The US regulator said it is re-evaluating a section of the animal feed rule that brings a brewing by-product, used as feed, under the regulation after an angry reaction from feed users and the brewing industry.
The US National Milk Producers Federation (NMPF), in a letter to the Food and Drug Administration (FDA) last week, said the draft animal feed rule would make it harder to use a by-product of beer manufacturer – spent brewer grains - as animal feed.
“The regulation of spent brewers’ grains under the animal feed rule will result in unnecessary increased costs to dairy producers, since brewers’ will pass on increased costs of spent brewers’ grains without any appreciable change in feed safety,” said the trade group, which represents over 32,000 dairy farmers.

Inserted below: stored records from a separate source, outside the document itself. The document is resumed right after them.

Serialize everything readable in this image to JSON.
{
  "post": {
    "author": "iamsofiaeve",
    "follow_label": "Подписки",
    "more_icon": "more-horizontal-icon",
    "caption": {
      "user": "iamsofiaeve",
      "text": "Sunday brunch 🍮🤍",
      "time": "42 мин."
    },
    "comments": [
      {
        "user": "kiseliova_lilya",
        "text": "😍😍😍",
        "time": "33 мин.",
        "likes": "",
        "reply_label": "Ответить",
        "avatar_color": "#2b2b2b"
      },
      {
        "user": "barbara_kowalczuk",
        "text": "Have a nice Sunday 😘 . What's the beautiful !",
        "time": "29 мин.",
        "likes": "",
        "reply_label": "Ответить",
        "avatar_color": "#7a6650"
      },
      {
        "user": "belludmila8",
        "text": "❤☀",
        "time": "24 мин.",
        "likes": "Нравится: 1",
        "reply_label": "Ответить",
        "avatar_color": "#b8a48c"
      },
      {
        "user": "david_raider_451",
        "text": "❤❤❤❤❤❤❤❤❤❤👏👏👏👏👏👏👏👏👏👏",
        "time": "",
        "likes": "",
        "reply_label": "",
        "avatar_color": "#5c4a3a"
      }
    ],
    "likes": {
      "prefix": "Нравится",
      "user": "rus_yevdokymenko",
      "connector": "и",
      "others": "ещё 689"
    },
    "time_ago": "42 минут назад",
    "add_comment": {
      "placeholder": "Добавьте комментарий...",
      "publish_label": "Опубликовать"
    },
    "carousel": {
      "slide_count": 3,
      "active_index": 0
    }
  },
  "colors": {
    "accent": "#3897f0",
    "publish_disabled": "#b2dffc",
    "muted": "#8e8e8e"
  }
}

In October last year, the FDA proposed a rule on current good manufacturing practice, hazard analysis, and risk-based preventive controls for food for animals as part of its Food Safety Modernization Act (FSMA) rule-making initiatives.
Yesterday, Megan Bensette, a communications spokesperson for the FDA, told FeedNavigator that the agency anticipated some of these issues when it requested comment on the proposed rule and she said the FDA is already reviewing the extensive input received from brewers and others.
“We know there are concerns about the impact of this proposed rule on the brewing community, and we further understand that brewers who are small businesses also have questions about how the proposed rule might affect them.
We recognize this is an area that should be addressed and will reach out to those concerned.
When the agency proposes revised language for this rule later this summer, we will include more on this issue and welcome comments,” she added.
The milk producer lobby, along with the US Beer Institute and the American Malting Barley Association, asked the FDA last week to use its authority under the FSMA to exempt the brewing by-product from the new legislation.
“For spent brewers’ grains, the rule contains the flawed and erroneous assumption that the mere act of separating insoluble particulates during brewing amounts to a separate manufacturing process.
This transforms an exempt activity into a non-exempt activity, triggering regulation if the by-products or residue of beverage alcohol manufacture are used as animal food,” added the trade group.
Burdens for brewers and for farmers
The FSMA animal rule, as it stands, would mean brewers would have to meet the same standards as livestock manufacturers, imposing new sanitary handling procedures, record keeping and other food safety processes on the industry, said the dairy association.
Last month, the US Brewers Association said that, in the absence of any evidence that breweries’ spent grains, as currently handled, cause hazards to animals or humans, the proposed rules create new and onerous burdens for brewers and for farmers who may no longer receive spent grain and will have to purchase additional feed.
“Farmers appreciate the ‘wet’ grains from breweries because it helps provide hydration for the animals.
Brewers’ grains have been used as cattle feed for centuries, and the practice is generally considered safe. We ask the FDA to conduct a risk assessment of the use of spent brewers’ grain by farmers prior to imposing expensive new regulations and controls,” said the association.
US Senators Susan Collins and Angus King also weighed in on the debate in March, urging the FDA to consider the economic effect of regulating spent grains when crafting a final rule.
And Senator Mark Udall of Colorado said that “the FDA needs to ensure our food supply remains safe, but its new proposed rule may unjustifiably hurt Colorado's brewers and farmers.”